(Exercise directions) Copy the lines below that contain "life".

[[ Data for review open ]]

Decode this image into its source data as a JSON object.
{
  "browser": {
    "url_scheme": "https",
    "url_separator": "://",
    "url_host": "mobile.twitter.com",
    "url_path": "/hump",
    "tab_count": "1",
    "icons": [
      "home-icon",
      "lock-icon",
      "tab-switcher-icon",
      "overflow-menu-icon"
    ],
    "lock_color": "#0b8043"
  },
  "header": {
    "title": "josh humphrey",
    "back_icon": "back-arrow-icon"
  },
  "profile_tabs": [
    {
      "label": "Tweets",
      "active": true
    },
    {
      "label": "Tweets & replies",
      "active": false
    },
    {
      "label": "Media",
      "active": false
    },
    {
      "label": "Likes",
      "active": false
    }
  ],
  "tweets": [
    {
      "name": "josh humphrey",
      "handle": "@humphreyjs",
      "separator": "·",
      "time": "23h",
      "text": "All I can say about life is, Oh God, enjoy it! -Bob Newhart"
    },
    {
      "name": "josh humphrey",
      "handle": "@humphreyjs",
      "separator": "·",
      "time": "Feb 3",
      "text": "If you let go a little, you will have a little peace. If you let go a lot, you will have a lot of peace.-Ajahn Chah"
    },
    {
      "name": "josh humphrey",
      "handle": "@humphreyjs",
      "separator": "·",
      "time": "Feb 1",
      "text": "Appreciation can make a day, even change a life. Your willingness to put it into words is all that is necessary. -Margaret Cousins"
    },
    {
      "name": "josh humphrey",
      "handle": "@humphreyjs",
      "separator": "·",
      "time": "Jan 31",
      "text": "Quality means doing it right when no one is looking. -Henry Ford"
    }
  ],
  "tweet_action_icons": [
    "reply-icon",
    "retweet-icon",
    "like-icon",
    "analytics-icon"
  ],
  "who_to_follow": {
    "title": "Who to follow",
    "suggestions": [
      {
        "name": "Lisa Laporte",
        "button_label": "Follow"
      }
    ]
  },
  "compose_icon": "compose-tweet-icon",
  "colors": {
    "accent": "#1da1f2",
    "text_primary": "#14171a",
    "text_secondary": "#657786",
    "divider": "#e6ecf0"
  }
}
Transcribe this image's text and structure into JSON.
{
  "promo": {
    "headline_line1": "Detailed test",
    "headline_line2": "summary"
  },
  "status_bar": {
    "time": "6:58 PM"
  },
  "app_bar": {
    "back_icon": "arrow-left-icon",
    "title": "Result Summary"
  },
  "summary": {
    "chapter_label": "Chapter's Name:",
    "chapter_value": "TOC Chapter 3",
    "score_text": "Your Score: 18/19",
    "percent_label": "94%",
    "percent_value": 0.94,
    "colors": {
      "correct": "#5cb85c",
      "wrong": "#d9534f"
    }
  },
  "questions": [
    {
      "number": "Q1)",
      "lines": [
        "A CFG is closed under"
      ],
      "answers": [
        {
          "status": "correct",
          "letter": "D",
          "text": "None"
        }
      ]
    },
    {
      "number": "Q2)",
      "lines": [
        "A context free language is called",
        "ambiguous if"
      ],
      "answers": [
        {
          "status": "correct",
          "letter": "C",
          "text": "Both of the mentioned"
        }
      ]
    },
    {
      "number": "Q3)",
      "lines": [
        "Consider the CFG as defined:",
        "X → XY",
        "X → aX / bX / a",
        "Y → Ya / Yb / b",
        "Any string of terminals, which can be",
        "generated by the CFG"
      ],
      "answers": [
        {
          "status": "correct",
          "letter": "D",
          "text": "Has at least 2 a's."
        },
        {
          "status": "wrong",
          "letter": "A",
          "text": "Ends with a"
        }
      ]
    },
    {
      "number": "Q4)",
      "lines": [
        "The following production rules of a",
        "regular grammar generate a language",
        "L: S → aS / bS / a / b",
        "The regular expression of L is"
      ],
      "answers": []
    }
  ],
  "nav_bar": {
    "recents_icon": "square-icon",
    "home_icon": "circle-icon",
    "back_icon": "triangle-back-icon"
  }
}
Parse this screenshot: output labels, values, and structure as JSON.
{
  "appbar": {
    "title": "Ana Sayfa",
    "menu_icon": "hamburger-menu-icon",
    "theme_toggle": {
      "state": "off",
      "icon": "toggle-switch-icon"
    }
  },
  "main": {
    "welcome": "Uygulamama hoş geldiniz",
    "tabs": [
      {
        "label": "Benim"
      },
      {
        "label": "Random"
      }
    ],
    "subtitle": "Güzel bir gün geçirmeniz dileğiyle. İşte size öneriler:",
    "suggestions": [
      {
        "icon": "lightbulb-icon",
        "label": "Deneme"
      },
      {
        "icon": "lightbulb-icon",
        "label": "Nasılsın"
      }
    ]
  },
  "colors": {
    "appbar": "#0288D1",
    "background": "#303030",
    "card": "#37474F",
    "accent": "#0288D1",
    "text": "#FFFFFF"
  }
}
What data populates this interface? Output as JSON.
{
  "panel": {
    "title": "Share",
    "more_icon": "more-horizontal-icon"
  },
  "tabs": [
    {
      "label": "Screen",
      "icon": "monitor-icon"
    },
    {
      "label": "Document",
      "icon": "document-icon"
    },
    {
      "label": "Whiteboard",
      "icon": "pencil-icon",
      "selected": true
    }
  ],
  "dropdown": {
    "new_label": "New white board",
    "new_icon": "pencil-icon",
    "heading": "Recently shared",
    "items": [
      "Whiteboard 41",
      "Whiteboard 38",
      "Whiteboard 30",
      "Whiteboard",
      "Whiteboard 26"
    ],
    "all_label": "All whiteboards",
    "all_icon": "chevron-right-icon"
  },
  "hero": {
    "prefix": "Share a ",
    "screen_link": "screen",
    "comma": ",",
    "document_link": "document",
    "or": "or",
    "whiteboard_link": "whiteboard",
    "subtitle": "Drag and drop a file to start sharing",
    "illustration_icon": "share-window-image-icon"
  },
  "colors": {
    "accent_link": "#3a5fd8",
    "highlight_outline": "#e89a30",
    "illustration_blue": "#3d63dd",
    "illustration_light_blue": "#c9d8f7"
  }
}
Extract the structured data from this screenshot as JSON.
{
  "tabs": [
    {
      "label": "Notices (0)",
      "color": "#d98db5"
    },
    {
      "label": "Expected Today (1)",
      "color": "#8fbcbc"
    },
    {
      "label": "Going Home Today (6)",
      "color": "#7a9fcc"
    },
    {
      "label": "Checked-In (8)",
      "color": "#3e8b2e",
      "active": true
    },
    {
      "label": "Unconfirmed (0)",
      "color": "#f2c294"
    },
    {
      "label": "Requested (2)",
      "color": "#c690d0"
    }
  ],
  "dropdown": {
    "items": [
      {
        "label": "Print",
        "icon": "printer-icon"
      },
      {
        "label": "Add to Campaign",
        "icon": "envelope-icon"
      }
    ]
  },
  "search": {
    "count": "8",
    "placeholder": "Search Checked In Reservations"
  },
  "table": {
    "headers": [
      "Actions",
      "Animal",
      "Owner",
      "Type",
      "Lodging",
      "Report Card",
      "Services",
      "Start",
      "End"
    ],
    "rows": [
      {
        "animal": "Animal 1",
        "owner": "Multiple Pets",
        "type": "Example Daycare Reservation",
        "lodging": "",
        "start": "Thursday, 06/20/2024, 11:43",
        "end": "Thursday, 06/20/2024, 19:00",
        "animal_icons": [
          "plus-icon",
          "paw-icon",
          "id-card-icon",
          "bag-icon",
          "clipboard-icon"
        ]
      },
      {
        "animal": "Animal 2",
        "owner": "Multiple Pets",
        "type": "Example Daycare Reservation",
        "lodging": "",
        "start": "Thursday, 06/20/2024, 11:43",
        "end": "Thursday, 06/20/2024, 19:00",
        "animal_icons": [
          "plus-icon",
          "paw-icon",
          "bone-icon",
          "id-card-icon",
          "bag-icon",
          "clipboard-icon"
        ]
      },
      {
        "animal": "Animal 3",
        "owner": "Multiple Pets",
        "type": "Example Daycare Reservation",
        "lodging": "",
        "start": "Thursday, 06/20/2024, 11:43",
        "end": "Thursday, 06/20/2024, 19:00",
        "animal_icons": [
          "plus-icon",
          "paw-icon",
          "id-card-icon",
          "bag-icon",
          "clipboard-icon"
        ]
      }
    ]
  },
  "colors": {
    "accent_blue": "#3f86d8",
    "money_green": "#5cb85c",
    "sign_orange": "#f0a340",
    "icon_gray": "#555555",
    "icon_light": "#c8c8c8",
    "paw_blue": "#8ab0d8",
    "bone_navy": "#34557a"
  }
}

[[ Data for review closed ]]

(Written reply)
      "text": "All I can say about life is, Oh God, enjoy it! -Bob Newhart"
      "text": "Appreciation can make a day, even change a life. Your willingness to put it into words is all that is necessary. -Margaret Cousins"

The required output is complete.